[Items from a dataset]
>>>

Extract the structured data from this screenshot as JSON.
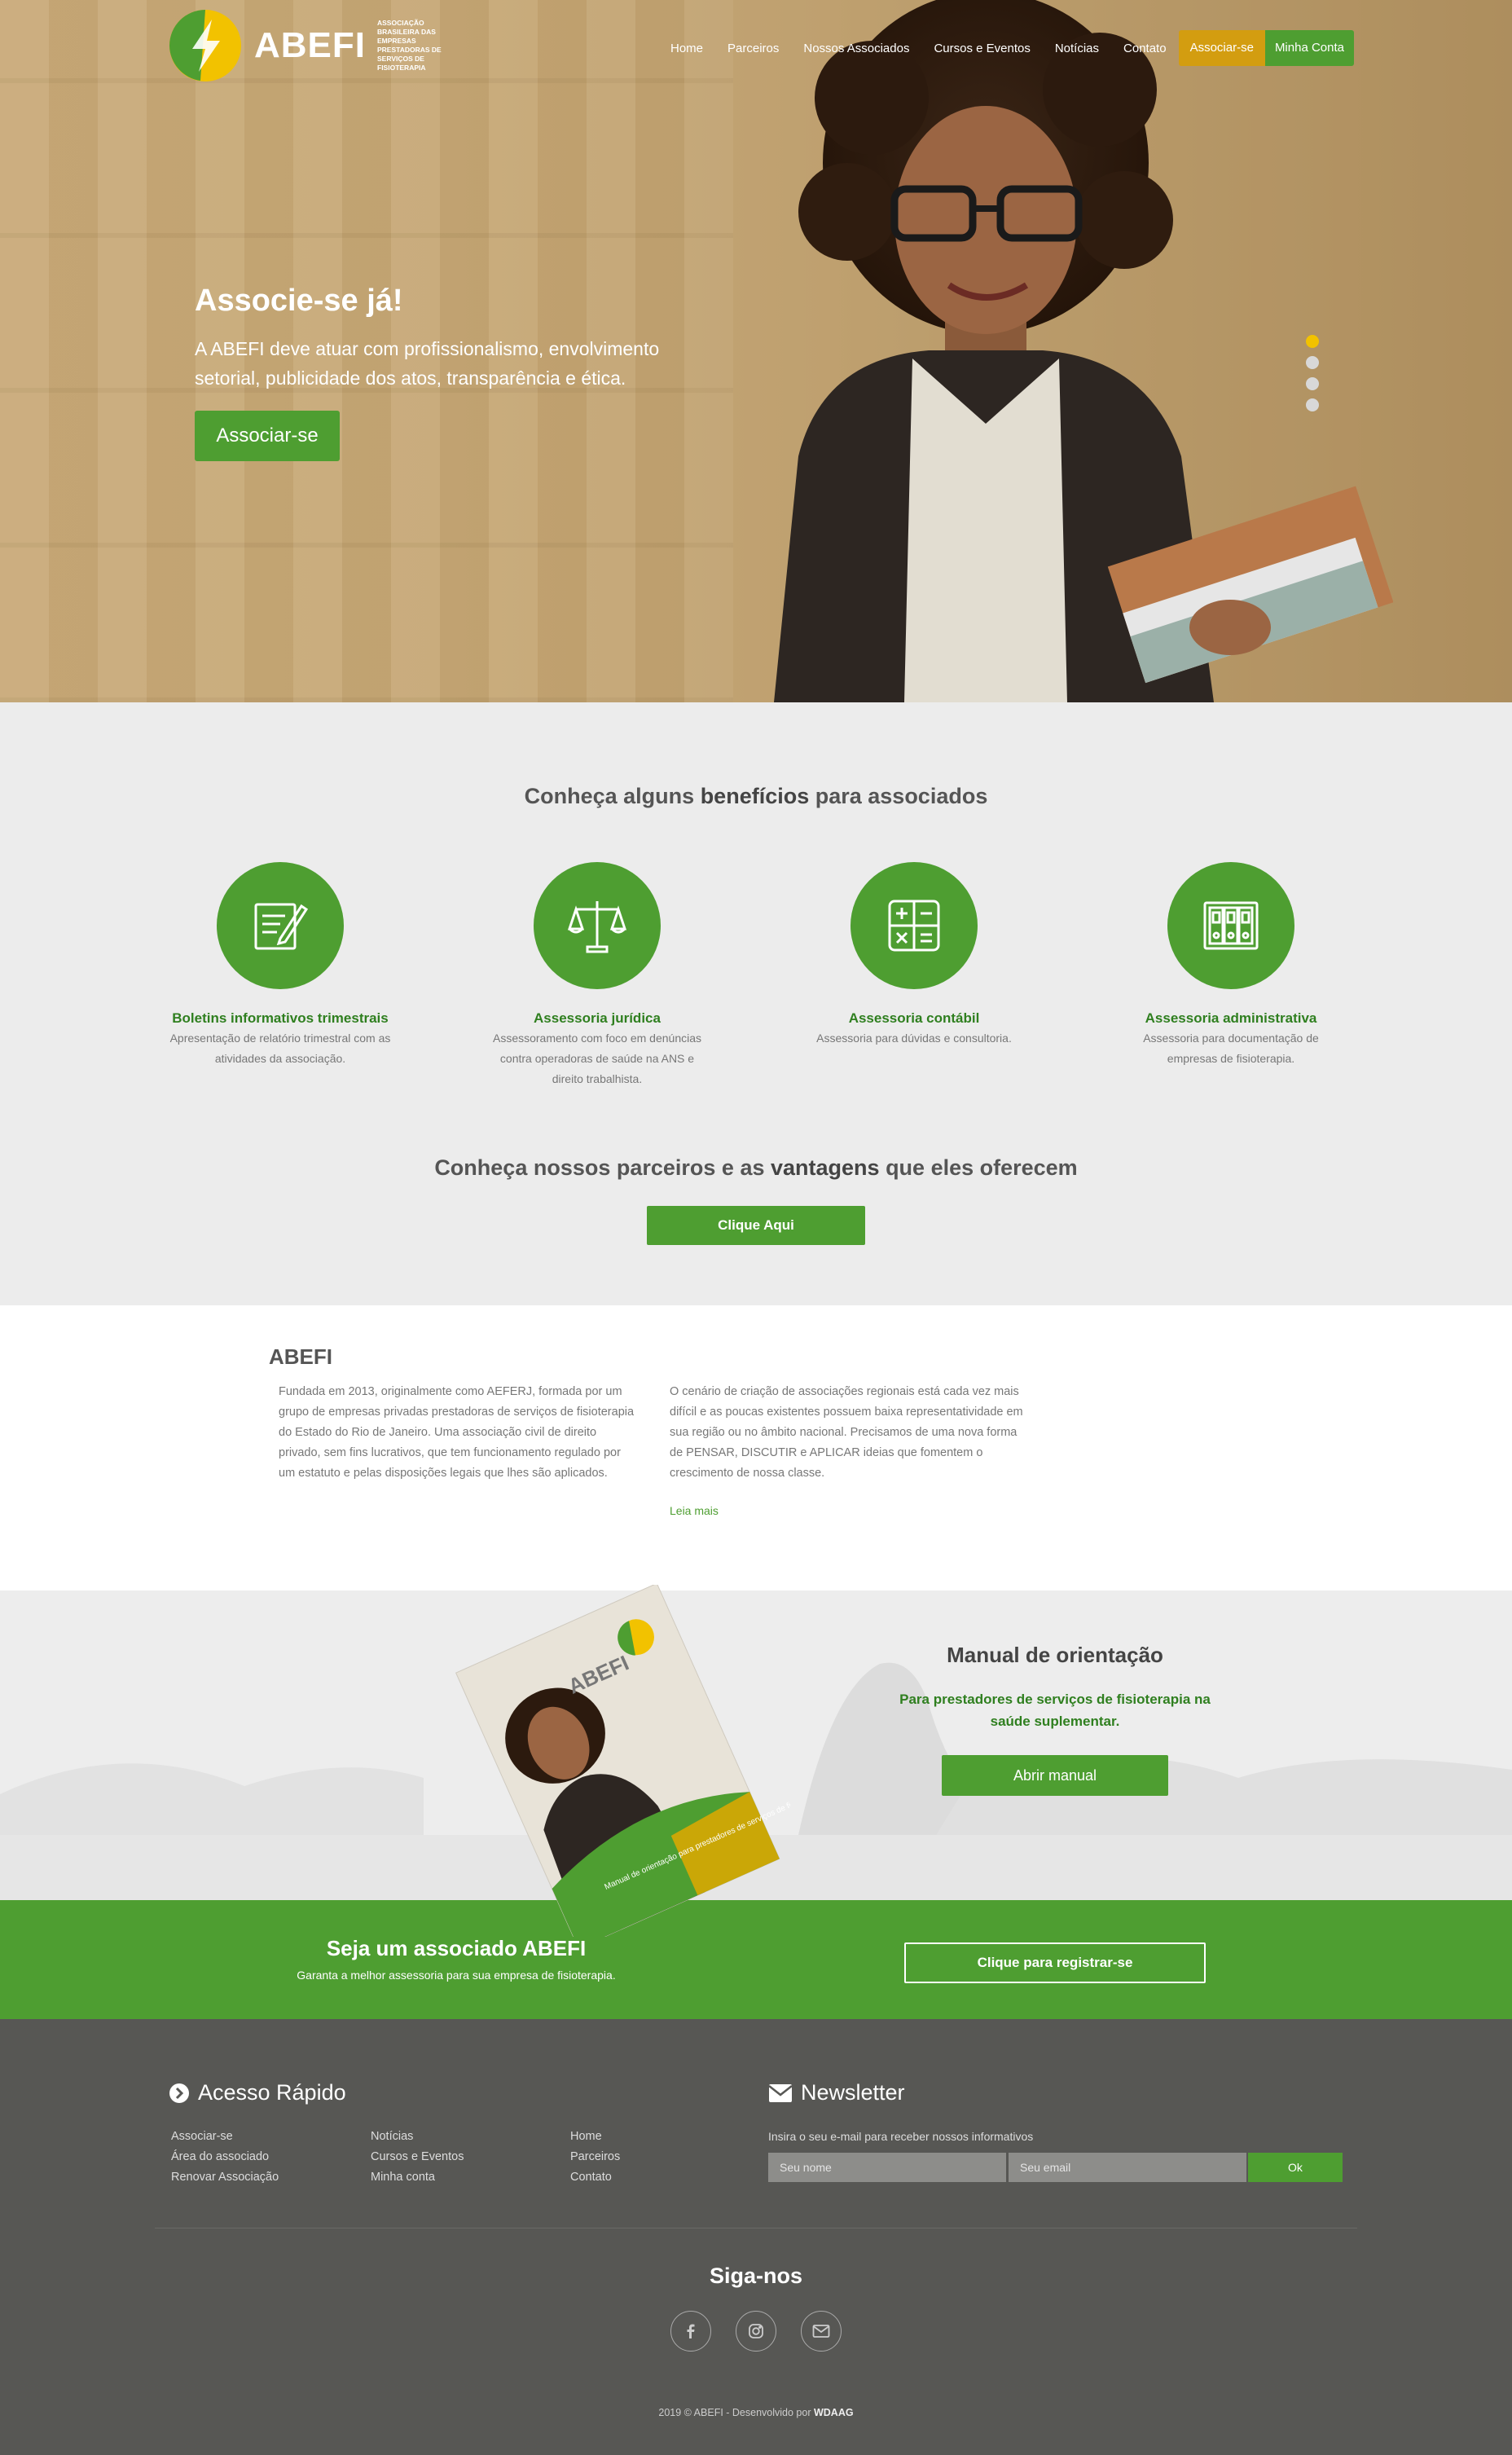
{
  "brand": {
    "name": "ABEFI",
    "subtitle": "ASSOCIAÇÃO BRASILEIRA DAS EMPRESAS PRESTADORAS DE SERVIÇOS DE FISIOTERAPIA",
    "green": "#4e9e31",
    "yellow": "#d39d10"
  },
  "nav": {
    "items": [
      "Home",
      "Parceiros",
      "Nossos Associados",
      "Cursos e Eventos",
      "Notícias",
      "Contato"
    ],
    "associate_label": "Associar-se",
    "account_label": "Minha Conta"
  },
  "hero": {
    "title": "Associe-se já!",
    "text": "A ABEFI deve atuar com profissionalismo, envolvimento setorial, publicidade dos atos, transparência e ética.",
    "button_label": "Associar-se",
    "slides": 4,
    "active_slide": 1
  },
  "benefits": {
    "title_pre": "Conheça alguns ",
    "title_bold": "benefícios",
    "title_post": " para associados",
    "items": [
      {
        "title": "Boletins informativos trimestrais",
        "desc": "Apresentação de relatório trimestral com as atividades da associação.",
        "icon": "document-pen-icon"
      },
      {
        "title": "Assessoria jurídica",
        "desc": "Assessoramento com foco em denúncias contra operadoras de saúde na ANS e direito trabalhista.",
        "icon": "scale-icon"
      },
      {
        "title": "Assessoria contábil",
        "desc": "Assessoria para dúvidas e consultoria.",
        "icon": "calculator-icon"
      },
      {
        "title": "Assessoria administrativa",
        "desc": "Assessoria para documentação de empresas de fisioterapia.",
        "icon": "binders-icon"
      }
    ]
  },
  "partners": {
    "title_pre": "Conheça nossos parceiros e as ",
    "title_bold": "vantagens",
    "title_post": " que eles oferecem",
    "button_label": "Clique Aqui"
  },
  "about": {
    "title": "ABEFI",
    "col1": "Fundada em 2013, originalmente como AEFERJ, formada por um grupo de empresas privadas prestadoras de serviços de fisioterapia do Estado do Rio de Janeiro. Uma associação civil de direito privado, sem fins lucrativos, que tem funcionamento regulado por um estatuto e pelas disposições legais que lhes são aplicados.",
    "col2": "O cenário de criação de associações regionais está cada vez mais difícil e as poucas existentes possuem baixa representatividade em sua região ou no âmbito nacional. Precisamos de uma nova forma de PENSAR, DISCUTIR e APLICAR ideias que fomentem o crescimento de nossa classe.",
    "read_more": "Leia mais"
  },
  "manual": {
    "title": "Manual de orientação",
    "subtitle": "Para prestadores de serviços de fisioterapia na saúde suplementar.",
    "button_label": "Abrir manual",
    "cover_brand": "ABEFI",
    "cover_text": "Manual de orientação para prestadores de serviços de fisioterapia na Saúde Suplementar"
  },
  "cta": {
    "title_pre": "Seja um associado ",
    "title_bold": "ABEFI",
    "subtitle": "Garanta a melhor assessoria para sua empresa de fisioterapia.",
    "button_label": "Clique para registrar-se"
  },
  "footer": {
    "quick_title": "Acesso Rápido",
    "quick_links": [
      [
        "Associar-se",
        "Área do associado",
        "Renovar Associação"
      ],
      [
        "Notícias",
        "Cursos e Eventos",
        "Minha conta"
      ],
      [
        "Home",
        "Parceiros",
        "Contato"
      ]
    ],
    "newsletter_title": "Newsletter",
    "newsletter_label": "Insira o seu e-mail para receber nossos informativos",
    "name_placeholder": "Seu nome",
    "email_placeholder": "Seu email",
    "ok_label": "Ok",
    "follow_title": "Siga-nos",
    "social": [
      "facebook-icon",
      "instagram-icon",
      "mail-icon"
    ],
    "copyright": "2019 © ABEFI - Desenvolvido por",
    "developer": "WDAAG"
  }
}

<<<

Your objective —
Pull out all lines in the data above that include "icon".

Output of the exercise —
        "icon": "document-pen-icon"
        "icon": "scale-icon"
        "icon": "calculator-icon"
        "icon": "binders-icon"
      "facebook-icon",
      "instagram-icon",
      "mail-icon"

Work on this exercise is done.